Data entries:
----

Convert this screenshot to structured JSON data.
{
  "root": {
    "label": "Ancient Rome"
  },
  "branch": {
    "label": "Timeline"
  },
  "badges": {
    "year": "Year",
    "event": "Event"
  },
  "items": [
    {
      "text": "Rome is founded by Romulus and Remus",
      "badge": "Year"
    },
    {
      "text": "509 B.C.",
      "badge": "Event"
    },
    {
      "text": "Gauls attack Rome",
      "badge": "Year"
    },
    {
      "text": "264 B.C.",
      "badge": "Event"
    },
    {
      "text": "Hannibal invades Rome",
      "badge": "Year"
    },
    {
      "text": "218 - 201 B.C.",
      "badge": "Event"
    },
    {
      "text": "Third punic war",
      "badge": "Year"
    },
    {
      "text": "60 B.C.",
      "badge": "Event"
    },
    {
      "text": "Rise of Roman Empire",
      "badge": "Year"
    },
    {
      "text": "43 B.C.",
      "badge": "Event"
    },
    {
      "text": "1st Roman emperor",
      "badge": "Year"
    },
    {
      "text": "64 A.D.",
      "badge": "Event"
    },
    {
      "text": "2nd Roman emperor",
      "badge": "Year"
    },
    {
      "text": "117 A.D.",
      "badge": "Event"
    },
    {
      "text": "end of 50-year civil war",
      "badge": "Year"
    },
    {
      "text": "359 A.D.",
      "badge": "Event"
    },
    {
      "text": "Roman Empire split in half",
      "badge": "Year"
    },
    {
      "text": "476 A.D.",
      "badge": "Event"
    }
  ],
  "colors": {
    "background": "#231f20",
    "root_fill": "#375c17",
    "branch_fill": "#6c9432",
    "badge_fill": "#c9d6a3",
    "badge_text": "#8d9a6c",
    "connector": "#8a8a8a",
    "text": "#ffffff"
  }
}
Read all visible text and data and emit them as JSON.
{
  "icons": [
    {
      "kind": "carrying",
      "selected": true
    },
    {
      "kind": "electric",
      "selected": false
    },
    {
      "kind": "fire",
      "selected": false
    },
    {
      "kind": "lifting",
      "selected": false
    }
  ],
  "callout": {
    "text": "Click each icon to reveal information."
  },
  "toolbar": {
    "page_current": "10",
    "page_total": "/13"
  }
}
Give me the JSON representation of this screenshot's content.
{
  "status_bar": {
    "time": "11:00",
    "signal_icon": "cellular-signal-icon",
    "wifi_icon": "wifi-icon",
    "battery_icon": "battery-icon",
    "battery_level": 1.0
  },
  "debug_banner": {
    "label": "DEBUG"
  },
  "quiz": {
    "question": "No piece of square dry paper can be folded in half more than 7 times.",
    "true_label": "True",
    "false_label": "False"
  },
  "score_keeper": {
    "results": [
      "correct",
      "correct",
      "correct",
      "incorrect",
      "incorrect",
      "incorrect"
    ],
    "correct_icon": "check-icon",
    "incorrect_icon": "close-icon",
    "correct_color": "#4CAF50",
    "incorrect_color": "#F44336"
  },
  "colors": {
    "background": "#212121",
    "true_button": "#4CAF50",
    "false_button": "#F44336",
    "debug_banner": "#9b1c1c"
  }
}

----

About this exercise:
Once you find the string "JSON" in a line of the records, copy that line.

Answer section:
Convert this screenshot to structured JSON data.
Read all visible text and data and emit them as JSON.
Give me the JSON representation of this screenshot's content.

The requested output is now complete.